**Exercise objective:**
In the data that follows, every line containing the word "SPServo" should be returned.

┌────────

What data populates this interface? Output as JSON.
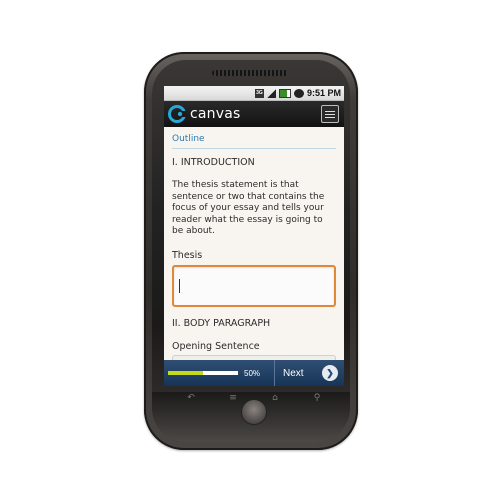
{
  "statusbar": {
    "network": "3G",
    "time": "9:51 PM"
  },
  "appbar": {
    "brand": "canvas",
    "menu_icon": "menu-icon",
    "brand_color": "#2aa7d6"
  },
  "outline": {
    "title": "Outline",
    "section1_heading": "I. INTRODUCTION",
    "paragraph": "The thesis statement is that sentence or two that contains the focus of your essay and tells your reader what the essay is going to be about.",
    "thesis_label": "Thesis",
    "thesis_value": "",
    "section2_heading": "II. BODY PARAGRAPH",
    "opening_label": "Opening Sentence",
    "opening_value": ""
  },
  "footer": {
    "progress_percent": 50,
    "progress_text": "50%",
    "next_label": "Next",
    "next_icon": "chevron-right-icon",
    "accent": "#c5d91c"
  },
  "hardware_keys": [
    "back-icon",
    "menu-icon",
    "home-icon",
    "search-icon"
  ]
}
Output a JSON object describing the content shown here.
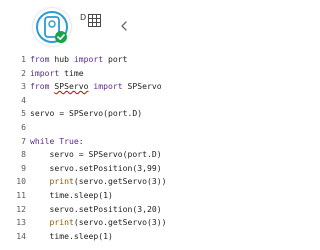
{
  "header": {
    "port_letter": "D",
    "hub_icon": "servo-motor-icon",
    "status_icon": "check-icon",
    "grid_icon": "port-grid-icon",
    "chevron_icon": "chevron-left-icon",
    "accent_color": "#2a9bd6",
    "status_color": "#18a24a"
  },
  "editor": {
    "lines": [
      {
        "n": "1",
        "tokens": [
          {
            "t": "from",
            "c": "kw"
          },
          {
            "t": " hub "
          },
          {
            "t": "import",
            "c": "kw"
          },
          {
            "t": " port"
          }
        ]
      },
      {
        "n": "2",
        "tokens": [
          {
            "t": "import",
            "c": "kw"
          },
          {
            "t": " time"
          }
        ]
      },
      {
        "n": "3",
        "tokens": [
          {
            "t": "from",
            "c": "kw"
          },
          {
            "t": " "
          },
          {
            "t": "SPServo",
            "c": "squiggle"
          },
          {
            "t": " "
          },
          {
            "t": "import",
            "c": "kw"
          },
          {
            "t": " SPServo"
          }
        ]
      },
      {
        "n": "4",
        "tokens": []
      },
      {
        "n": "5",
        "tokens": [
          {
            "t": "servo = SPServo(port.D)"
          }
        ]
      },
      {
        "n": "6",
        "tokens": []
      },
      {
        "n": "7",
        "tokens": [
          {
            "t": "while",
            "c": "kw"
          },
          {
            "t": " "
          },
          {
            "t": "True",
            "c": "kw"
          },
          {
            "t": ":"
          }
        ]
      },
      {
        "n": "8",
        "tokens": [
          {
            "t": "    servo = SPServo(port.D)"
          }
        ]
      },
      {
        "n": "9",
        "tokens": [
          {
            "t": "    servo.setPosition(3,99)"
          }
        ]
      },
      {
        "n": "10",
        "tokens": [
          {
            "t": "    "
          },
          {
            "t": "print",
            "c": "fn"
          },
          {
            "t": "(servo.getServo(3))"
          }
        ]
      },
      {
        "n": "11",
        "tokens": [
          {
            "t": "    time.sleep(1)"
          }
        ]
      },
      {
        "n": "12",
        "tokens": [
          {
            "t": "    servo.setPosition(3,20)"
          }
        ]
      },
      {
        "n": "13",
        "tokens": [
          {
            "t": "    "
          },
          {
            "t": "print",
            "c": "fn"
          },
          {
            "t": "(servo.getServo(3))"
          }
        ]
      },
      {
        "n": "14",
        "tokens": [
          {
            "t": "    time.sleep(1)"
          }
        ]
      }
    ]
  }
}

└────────
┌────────

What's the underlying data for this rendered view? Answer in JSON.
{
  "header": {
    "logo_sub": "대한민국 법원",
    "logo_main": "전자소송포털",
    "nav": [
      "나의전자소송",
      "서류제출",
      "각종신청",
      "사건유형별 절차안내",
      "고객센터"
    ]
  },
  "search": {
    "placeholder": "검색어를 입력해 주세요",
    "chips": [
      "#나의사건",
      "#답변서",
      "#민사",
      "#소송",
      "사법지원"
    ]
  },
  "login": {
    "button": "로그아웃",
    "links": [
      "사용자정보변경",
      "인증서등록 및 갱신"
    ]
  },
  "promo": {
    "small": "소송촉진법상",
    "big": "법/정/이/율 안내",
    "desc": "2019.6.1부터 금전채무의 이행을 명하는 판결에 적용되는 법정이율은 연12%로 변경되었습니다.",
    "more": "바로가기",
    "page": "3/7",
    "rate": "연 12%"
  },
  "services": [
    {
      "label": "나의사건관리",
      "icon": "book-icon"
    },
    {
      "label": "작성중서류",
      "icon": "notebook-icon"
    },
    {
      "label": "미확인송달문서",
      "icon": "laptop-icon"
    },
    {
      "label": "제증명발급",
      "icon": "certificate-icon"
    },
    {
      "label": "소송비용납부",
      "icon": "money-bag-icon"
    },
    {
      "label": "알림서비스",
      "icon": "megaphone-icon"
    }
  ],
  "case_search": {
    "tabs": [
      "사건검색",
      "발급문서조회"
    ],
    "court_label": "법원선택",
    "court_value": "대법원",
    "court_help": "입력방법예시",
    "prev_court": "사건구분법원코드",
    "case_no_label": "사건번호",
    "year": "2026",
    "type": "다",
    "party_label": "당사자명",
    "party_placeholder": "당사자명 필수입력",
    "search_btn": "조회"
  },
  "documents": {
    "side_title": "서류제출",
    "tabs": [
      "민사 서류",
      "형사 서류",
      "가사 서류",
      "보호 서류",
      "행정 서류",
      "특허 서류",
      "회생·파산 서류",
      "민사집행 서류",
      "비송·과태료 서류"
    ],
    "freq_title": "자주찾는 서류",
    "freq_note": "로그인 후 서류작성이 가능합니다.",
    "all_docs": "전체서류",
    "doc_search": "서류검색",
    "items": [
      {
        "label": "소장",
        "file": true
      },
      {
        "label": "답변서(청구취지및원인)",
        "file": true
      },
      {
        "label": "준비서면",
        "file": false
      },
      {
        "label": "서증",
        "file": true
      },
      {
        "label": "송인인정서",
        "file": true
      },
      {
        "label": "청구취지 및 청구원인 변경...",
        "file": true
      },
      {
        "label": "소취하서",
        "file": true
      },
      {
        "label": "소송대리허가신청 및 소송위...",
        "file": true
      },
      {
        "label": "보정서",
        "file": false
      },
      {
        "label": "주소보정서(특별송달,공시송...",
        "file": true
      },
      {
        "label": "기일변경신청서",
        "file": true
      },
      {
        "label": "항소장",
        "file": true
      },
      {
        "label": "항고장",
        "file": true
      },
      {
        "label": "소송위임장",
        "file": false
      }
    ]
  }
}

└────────
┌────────

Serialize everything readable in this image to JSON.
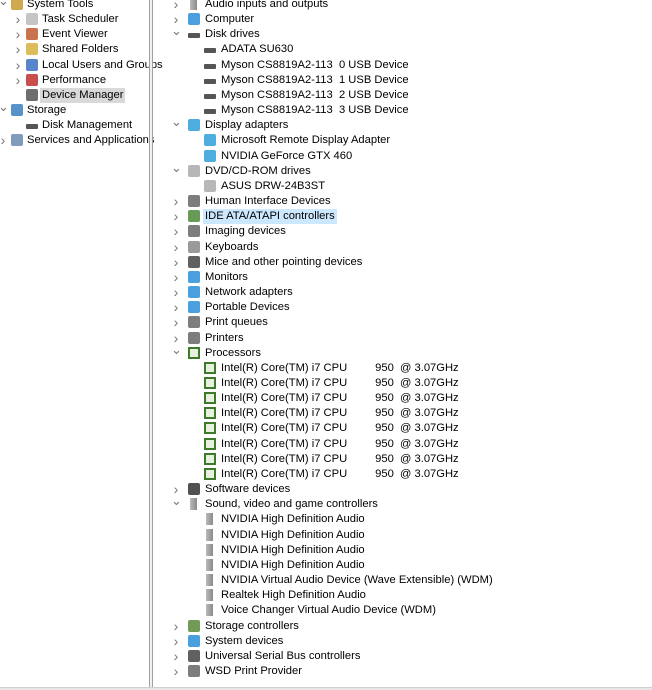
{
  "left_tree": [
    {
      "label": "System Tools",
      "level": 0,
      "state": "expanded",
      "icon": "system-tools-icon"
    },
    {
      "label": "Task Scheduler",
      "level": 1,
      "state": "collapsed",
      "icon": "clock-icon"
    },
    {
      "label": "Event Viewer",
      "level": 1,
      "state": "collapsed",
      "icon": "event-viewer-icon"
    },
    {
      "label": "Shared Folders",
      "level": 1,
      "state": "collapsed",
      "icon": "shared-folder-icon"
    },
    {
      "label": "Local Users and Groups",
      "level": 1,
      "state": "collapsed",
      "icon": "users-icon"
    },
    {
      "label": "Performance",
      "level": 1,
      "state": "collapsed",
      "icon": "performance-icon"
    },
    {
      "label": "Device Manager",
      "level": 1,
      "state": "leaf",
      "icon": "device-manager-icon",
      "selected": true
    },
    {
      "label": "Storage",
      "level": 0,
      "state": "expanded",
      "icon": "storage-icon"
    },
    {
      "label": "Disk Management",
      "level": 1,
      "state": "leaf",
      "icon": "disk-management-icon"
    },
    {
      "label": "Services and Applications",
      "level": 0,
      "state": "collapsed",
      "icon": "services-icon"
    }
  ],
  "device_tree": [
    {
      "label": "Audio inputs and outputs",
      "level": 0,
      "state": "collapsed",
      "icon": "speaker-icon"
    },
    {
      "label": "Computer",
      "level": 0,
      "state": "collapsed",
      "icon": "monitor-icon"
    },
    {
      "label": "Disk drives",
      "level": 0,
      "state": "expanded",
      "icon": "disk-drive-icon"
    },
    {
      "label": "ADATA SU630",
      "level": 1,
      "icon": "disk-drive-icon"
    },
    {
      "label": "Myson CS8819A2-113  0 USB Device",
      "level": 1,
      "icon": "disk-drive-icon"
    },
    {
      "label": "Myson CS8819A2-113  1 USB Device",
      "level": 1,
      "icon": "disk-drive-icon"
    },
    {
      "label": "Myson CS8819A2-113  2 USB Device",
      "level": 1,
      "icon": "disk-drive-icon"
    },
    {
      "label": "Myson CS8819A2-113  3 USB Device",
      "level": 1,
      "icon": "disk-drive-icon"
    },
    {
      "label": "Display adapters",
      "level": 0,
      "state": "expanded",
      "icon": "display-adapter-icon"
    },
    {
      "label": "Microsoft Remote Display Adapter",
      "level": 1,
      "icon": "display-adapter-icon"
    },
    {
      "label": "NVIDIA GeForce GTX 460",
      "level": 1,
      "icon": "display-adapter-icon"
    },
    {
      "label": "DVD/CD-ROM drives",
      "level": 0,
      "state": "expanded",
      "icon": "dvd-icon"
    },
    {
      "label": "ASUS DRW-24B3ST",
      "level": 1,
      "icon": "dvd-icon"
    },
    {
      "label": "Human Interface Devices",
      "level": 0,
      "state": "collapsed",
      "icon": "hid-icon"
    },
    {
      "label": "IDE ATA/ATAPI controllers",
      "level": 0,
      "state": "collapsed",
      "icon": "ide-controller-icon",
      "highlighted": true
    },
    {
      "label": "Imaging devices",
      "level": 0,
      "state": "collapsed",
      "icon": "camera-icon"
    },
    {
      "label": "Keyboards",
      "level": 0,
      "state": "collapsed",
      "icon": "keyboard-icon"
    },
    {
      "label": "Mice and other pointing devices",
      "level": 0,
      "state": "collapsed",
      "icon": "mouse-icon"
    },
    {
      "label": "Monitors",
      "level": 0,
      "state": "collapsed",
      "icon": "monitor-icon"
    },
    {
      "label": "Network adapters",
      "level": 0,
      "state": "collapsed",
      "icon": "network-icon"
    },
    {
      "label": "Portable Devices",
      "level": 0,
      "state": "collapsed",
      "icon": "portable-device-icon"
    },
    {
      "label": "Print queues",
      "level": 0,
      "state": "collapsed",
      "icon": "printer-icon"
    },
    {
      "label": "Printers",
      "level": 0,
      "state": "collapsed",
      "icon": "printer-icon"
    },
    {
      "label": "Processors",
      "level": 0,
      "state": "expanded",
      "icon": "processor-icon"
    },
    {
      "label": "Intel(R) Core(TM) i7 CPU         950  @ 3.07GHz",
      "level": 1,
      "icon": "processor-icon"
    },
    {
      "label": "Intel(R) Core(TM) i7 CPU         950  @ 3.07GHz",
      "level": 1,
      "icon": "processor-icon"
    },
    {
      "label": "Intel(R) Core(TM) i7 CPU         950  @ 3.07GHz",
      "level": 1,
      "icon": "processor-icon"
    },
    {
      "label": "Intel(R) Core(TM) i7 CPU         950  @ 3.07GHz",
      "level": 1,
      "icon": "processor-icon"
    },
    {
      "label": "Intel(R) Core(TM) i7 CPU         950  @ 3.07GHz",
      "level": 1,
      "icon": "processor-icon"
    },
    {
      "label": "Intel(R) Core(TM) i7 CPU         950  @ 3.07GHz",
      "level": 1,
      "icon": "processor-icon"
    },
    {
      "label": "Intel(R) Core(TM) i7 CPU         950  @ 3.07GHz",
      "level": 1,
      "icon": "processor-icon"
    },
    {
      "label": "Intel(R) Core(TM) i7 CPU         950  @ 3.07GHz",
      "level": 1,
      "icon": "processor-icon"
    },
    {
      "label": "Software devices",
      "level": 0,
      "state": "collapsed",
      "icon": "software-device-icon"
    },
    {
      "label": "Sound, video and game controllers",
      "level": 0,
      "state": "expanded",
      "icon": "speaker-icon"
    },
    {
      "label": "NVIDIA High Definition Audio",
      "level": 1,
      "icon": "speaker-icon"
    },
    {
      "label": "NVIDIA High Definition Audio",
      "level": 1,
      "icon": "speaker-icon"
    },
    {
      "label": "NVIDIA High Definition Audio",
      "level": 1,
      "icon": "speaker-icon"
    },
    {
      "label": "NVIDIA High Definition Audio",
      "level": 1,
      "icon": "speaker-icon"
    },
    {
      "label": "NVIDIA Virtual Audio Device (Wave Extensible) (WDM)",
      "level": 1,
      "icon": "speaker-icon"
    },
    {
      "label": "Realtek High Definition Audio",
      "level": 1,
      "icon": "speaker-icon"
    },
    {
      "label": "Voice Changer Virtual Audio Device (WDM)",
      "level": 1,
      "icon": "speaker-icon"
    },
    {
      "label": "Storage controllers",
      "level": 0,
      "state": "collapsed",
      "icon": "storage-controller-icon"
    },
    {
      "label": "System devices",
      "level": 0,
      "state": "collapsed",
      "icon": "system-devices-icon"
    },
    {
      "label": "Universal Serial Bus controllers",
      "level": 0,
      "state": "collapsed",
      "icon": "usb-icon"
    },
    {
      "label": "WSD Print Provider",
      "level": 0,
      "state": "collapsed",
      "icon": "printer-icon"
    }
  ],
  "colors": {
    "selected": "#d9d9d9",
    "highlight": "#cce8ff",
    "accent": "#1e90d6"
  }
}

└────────

**Completed exercise:**
            "t": "SPServo",
            "t": " SPServo"
            "t": "servo = SPServo(port.D)"
            "t": "    servo = SPServo(port.D)"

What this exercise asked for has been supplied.